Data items
++++++++++

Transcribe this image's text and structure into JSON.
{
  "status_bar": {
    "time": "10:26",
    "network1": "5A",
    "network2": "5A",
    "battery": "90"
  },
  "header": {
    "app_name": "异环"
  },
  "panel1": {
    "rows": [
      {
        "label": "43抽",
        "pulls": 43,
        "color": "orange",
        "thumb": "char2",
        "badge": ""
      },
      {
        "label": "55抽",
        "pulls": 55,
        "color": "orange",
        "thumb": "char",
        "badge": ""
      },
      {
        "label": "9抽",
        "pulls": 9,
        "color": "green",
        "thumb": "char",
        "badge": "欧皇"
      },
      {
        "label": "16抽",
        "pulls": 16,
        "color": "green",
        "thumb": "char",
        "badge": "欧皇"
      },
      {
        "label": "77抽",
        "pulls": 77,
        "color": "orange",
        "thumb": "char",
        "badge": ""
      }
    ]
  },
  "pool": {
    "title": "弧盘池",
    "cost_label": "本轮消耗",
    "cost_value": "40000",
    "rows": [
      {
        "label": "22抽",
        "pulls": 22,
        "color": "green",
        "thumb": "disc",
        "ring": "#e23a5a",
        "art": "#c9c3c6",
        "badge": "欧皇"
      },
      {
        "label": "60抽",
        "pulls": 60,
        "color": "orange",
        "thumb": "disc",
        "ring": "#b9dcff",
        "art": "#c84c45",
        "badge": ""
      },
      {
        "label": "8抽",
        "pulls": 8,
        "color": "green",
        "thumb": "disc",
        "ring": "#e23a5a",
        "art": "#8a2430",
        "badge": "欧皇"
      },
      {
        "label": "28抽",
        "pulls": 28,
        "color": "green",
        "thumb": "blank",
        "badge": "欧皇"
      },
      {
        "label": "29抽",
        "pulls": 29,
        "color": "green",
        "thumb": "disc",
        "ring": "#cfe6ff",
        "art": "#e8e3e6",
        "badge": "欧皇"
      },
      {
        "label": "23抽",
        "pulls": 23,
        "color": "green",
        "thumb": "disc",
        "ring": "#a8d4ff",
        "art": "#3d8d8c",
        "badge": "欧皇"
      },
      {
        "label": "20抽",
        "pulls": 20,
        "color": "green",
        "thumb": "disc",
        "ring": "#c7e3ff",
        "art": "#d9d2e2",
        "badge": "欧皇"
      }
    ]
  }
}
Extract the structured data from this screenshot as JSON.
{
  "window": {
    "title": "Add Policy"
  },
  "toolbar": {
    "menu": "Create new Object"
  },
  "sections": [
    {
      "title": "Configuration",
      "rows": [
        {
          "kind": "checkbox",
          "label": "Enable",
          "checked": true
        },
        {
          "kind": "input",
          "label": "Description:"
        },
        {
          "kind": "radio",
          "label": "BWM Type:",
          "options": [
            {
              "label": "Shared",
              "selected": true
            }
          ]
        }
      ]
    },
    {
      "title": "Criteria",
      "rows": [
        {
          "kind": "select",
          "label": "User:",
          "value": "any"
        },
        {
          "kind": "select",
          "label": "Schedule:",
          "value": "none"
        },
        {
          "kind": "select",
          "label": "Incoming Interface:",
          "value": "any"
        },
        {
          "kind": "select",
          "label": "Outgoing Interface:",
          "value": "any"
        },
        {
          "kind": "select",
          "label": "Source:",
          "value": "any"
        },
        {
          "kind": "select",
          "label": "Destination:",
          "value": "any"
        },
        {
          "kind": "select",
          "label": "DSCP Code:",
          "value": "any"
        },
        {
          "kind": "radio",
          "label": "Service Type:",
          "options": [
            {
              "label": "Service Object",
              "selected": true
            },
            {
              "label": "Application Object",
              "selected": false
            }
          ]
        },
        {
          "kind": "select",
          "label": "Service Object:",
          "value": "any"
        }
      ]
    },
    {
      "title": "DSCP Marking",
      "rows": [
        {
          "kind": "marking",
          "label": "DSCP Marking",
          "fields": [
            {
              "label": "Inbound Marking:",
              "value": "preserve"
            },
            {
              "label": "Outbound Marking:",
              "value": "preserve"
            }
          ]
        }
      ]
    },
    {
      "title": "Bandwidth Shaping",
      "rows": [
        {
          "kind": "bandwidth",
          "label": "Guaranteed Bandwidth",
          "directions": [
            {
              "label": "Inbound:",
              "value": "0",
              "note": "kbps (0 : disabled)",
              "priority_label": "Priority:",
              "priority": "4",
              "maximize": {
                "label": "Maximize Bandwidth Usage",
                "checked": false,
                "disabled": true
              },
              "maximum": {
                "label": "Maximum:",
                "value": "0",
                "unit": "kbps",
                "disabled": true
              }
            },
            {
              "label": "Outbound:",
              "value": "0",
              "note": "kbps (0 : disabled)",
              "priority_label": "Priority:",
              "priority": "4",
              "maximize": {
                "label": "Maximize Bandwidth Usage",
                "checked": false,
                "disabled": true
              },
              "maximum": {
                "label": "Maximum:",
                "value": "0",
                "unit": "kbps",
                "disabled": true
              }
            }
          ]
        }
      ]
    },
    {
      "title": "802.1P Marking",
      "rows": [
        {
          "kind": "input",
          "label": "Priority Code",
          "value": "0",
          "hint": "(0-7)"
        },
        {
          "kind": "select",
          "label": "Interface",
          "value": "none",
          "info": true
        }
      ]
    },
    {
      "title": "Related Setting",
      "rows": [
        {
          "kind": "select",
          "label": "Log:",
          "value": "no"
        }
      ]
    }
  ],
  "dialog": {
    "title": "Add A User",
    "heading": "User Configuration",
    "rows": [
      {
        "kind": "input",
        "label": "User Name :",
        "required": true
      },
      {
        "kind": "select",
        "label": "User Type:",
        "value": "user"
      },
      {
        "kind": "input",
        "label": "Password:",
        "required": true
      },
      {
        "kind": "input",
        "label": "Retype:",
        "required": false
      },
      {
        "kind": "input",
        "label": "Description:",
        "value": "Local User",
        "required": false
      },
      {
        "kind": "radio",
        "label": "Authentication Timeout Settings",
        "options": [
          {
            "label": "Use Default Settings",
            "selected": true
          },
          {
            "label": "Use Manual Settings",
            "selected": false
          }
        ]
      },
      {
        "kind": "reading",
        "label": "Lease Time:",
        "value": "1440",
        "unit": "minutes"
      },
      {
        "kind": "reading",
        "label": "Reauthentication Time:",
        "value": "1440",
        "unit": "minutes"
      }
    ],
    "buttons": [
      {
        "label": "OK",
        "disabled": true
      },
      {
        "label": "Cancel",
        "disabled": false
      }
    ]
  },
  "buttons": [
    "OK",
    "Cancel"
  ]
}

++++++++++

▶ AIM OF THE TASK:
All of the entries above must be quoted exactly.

▶ WRITTEN RESPONSE:
Transcribe this image's text and structure into JSON.
{
  "status_bar": {
    "time": "10:26",
    "network1": "5A",
    "network2": "5A",
    "battery": "90"
  },
  "header": {
    "app_name": "异环"
  },
  "panel1": {
    "rows": [
      {
        "label": "43抽",
        "pulls": 43,
        "color": "orange",
        "thumb": "char2",
        "badge": ""
      },
      {
        "label": "55抽",
        "pulls": 55,
        "color": "orange",
        "thumb": "char",
        "badge": ""
      },
      {
        "label": "9抽",
        "pulls": 9,
        "color": "green",
        "thumb": "char",
        "badge": "欧皇"
      },
      {
        "label": "16抽",
        "pulls": 16,
        "color": "green",
        "thumb": "char",
        "badge": "欧皇"
      },
      {
        "label": "77抽",
        "pulls": 77,
        "color": "orange",
        "thumb": "char",
        "badge": ""
      }
    ]
  },
  "pool": {
    "title": "弧盘池",
    "cost_label": "本轮消耗",
    "cost_value": "40000",
    "rows": [
      {
        "label": "22抽",
        "pulls": 22,
        "color": "green",
        "thumb": "disc",
        "ring": "#e23a5a",
        "art": "#c9c3c6",
        "badge": "欧皇"
      },
      {
        "label": "60抽",
        "pulls": 60,
        "color": "orange",
        "thumb": "disc",
        "ring": "#b9dcff",
        "art": "#c84c45",
        "badge": ""
      },
      {
        "label": "8抽",
        "pulls": 8,
        "color": "green",
        "thumb": "disc",
        "ring": "#e23a5a",
        "art": "#8a2430",
        "badge": "欧皇"
      },
      {
        "label": "28抽",
        "pulls": 28,
        "color": "green",
        "thumb": "blank",
        "badge": "欧皇"
      },
      {
        "label": "29抽",
        "pulls": 29,
        "color": "green",
        "thumb": "disc",
        "ring": "#cfe6ff",
        "art": "#e8e3e6",
        "badge": "欧皇"
      },
      {
        "label": "23抽",
        "pulls": 23,
        "color": "green",
        "thumb": "disc",
        "ring": "#a8d4ff",
        "art": "#3d8d8c",
        "badge": "欧皇"
      },
      {
        "label": "20抽",
        "pulls": 20,
        "color": "green",
        "thumb": "disc",
        "ring": "#c7e3ff",
        "art": "#d9d2e2",
        "badge": "欧皇"
      }
    ]
  }
}
Extract the structured data from this screenshot as JSON.
{
  "window": {
    "title": "Add Policy"
  },
  "toolbar": {
    "menu": "Create new Object"
  },
  "sections": [
    {
      "title": "Configuration",
      "rows": [
        {
          "kind": "checkbox",
          "label": "Enable",
          "checked": true
        },
        {
          "kind": "input",
          "label": "Description:"
        },
        {
          "kind": "radio",
          "label": "BWM Type:",
          "options": [
            {
              "label": "Shared",
              "selected": true
            }
          ]
        }
      ]
    },
    {
      "title": "Criteria",
      "rows": [
        {
          "kind": "select",
          "label": "User:",
          "value": "any"
        },
        {
          "kind": "select",
          "label": "Schedule:",
          "value": "none"
        },
        {
          "kind": "select",
          "label": "Incoming Interface:",
          "value": "any"
        },
        {
          "kind": "select",
          "label": "Outgoing Interface:",
          "value": "any"
        },
        {
          "kind": "select",
          "label": "Source:",
          "value": "any"
        },
        {
          "kind": "select",
          "label": "Destination:",
          "value": "any"
        },
        {
          "kind": "select",
          "label": "DSCP Code:",
          "value": "any"
        },
        {
          "kind": "radio",
          "label": "Service Type:",
          "options": [
            {
              "label": "Service Object",
              "selected": true
            },
            {
              "label": "Application Object",
              "selected": false
            }
          ]
        },
        {
          "kind": "select",
          "label": "Service Object:",
          "value": "any"
        }
      ]
    },
    {
      "title": "DSCP Marking",
      "rows": [
        {
          "kind": "marking",
          "label": "DSCP Marking",
          "fields": [
            {
              "label": "Inbound Marking:",
              "value": "preserve"
            },
            {
              "label": "Outbound Marking:",
              "value": "preserve"
            }
          ]
        }
      ]
    },
    {
      "title": "Bandwidth Shaping",
      "rows": [
        {
          "kind": "bandwidth",
          "label": "Guaranteed Bandwidth",
          "directions": [
            {
              "label": "Inbound:",
              "value": "0",
              "note": "kbps (0 : disabled)",
              "priority_label": "Priority:",
              "priority": "4",
              "maximize": {
                "label": "Maximize Bandwidth Usage",
                "checked": false,
                "disabled": true
              },
              "maximum": {
                "label": "Maximum:",
                "value": "0",
                "unit": "kbps",
                "disabled": true
              }
            },
            {
              "label": "Outbound:",
              "value": "0",
              "note": "kbps (0 : disabled)",
              "priority_label": "Priority:",
              "priority": "4",
              "maximize": {
                "label": "Maximize Bandwidth Usage",
                "checked": false,
                "disabled": true
              },
              "maximum": {
                "label": "Maximum:",
                "value": "0",
                "unit": "kbps",
                "disabled": true
              }
            }
          ]
        }
      ]
    },
    {
      "title": "802.1P Marking",
      "rows": [
        {
          "kind": "input",
          "label": "Priority Code",
          "value": "0",
          "hint": "(0-7)"
        },
        {
          "kind": "select",
          "label": "Interface",
          "value": "none",
          "info": true
        }
      ]
    },
    {
      "title": "Related Setting",
      "rows": [
        {
          "kind": "select",
          "label": "Log:",
          "value": "no"
        }
      ]
    }
  ],
  "dialog": {
    "title": "Add A User",
    "heading": "User Configuration",
    "rows": [
      {
        "kind": "input",
        "label": "User Name :",
        "required": true
      },
      {
        "kind": "select",
        "label": "User Type:",
        "value": "user"
      },
      {
        "kind": "input",
        "label": "Password:",
        "required": true
      },
      {
        "kind": "input",
        "label": "Retype:",
        "required": false
      },
      {
        "kind": "input",
        "label": "Description:",
        "value": "Local User",
        "required": false
      },
      {
        "kind": "radio",
        "label": "Authentication Timeout Settings",
        "options": [
          {
            "label": "Use Default Settings",
            "selected": true
          },
          {
            "label": "Use Manual Settings",
            "selected": false
          }
        ]
      },
      {
        "kind": "reading",
        "label": "Lease Time:",
        "value": "1440",
        "unit": "minutes"
      },
      {
        "kind": "reading",
        "label": "Reauthentication Time:",
        "value": "1440",
        "unit": "minutes"
      }
    ],
    "buttons": [
      {
        "label": "OK",
        "disabled": true
      },
      {
        "label": "Cancel",
        "disabled": false
      }
    ]
  },
  "buttons": [
    "OK",
    "Cancel"
  ]
}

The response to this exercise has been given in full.